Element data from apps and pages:

• • • • • • •

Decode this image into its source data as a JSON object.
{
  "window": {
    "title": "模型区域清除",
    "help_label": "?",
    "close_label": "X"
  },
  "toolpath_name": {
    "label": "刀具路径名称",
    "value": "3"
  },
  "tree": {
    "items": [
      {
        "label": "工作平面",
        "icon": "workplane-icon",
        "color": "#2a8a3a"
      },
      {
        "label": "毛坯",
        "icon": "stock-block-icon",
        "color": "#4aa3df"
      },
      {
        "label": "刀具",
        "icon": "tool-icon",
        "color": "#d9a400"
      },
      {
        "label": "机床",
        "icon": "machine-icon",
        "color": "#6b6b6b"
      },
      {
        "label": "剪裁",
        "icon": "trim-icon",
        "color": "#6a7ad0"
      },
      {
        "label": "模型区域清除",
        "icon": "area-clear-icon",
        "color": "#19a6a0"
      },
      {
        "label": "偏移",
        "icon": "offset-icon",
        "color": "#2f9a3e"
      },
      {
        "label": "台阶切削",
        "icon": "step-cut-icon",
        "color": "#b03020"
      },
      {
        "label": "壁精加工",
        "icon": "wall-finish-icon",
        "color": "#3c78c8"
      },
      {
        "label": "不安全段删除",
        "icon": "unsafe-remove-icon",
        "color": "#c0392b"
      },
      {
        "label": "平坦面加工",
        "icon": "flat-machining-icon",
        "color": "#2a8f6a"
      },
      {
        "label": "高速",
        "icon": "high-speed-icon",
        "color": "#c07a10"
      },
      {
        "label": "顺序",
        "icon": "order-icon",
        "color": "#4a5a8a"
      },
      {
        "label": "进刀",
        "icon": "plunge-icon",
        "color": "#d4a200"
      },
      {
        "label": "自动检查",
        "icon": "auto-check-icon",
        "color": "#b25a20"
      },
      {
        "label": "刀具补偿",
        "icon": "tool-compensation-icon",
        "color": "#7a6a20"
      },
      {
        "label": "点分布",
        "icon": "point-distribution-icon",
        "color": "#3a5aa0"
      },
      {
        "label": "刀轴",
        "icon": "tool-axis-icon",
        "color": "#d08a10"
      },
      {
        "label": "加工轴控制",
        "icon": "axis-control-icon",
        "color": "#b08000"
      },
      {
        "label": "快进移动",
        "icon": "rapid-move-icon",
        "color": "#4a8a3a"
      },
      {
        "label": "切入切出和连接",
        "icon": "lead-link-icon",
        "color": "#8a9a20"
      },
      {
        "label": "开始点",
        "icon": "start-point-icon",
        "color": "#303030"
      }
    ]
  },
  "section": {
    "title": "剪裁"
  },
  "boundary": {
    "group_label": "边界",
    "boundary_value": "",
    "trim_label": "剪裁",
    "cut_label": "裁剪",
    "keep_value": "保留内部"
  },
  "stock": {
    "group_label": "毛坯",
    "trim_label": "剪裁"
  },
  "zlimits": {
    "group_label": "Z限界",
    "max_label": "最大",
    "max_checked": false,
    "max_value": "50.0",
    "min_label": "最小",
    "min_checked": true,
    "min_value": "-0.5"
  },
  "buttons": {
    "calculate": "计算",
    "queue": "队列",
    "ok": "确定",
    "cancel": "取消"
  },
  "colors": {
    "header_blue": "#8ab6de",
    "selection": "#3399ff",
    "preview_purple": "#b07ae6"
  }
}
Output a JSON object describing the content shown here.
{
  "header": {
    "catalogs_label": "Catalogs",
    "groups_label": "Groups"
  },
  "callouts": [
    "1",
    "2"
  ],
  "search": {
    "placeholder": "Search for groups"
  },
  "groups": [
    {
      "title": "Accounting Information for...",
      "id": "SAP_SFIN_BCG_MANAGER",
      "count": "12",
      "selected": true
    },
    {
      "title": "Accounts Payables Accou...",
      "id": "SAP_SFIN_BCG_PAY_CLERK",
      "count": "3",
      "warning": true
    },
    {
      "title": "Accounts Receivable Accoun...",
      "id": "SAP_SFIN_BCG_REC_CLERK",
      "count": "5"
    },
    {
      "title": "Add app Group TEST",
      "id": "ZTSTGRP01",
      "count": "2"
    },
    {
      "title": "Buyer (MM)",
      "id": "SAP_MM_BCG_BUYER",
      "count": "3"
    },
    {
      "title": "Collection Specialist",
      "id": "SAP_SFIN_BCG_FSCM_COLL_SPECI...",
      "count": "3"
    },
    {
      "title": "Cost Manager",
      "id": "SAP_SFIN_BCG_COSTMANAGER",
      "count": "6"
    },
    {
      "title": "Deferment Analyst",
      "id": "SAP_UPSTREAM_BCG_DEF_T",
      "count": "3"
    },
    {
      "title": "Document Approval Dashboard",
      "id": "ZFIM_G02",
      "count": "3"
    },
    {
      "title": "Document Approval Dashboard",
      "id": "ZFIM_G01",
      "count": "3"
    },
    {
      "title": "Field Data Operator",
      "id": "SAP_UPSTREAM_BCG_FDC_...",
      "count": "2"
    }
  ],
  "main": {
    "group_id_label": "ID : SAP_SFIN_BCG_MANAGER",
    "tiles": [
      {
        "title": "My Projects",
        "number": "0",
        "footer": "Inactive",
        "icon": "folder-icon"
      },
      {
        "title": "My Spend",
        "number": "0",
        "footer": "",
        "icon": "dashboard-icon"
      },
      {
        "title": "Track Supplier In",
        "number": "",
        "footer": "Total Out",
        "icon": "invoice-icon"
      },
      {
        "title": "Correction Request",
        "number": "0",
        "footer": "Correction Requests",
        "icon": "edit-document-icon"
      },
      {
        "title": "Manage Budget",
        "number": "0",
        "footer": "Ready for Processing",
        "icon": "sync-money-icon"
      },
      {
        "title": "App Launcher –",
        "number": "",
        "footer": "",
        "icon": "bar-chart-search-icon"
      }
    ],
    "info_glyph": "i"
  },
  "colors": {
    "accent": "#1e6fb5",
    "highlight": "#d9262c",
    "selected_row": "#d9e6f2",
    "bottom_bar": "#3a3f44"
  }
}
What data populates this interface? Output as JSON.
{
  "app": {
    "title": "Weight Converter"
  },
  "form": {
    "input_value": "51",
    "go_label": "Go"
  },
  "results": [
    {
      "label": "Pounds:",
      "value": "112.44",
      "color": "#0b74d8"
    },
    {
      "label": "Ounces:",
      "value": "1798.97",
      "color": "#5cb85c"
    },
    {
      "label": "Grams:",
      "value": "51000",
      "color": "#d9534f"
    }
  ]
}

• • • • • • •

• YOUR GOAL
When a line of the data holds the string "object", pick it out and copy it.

• TASK SOLUTION
Decode this image into its source data as a JSON object.
Output a JSON object describing the content shown here.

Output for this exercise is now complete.